Some other things other hoopers suggested I should mention in this post:
Don’t necessarily be money hungry your first year. Some rookies are making from 500$ a month to 5000$ a month. If you’re doing it for the money you may end up in a terrible situation being money hungry. Or you might not even get an opportunity at all. Its about the grind and living the dream. Kill your first year and then demand the big bucks.
Another thing suggested was to adopt good/healthy eating habits. You also might want to learn how to cook. There’s a chance you might not like the food in your country. And I doubt you’ll like eating McDonald’s every day. You could even adopt the European eating habits. Like I mentioned you may have a very old teammate – about 40 who’s still playing. Simply because their body allows them to cause they’ve been eating right since young. I had a 41 year old teammate that started and averaged a double double.
Patience is a MAJOR KEY young grasshoppers. It took me 2 seasons to get a European deal. I know some people who finally got on after 8 years. Depending on your profile and film and how hard your agent works it’s all going to be a waiting game. It’s very important to have a plan b, c and a part time d plan if you need a lil money in your pocket while you wait. The most important thing though, is to stay ready while you’re waiting. That call can come at any moment. And if you’re not prepared they’ll send you right back across that water. They can hit you or your agent Monday and by Wednesday you’ll be on a flight

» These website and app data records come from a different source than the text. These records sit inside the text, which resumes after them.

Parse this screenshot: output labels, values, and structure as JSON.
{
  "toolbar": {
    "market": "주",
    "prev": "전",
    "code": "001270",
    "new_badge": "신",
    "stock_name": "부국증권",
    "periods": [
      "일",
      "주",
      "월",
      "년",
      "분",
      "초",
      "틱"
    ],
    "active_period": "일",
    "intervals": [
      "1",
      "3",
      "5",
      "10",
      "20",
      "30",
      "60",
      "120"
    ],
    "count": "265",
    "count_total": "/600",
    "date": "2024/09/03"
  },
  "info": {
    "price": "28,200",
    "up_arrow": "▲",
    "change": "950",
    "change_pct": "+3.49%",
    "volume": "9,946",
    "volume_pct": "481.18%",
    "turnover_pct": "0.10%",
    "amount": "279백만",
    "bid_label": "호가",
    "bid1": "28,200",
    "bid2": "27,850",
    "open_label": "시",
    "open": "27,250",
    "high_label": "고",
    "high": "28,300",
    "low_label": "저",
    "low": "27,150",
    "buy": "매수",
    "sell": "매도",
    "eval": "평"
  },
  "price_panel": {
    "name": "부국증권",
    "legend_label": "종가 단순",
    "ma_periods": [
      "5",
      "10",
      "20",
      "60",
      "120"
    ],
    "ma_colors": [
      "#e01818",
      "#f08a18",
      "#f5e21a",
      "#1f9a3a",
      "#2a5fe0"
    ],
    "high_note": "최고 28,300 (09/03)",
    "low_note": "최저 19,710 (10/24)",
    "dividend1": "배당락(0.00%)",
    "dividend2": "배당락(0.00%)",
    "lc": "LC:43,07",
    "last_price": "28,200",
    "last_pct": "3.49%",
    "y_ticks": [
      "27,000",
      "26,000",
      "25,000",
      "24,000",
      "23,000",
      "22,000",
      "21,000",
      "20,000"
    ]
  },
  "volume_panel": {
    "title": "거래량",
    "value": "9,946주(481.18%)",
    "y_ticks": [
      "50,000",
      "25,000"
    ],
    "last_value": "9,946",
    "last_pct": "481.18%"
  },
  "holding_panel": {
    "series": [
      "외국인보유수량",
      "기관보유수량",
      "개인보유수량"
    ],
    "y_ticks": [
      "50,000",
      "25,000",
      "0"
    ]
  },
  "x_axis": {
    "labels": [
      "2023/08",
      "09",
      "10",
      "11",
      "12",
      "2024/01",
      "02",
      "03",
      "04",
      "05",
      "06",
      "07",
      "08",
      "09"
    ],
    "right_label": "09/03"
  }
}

Also, you have to be mindful of who you trust while overseas. People are sneaky and can take advantage of you. My second year in Portugal me and my American teammate got robbed simply because someone knew where we lived and also our practice schedule. A friend of mine kept all of his salary in his house to take home for the Christmas break. Right before the break one of his native teammates robbed him cause they knew he hadn’t been sending his money home. There are ways to handle your money while overseas. You can get an account in your city and transfer the money to your American account. Or you can get it in your contract that the team will transfer your salary. What I ended up doing was splitting it up. Having them give me whatever I needed for the month and then transferring the rest to my American account. Western Union and Money Gram can get expensive, but you can use that if you like. They have some crazy fees though. Another FYI the most amount of money you can take on a plane is 10000$ dollars. So if you’re considering keeping your money until the break or when you go home keep that in mind.
You want to also be sure of your health. Because in addition to probably not having a trainer, their hospitals and stuff do things very different than America. They’re not as up to date with everything. You might be used to a certain treatment and they might just rub your forehead and give you an ibuprofen lol. You should also make sure the country allows whatever illness you may have if any. Like diabetes or MS.
Ummmm I think that’s all I got for you guys right now. If you made it this far and read it all the way through, it’s much appreciated. I really hope this helps. If you have any other questions feel free to contact me @tinyadams_9 on Twitter and Instagram, or Corin ‘Tiny’ Adams on Facebook. I’ll answer any questions you may have. I also do highlights and could possibly hip you to some agents.
PS -Some other pros for being overseas is the fashion. You can definitely get some nice designer stuff. You also won’t have to stand in line for Jordan’s lol. Another pro is the health care is cheap as well as education. You can get your masters in some countries or even your teeth done lol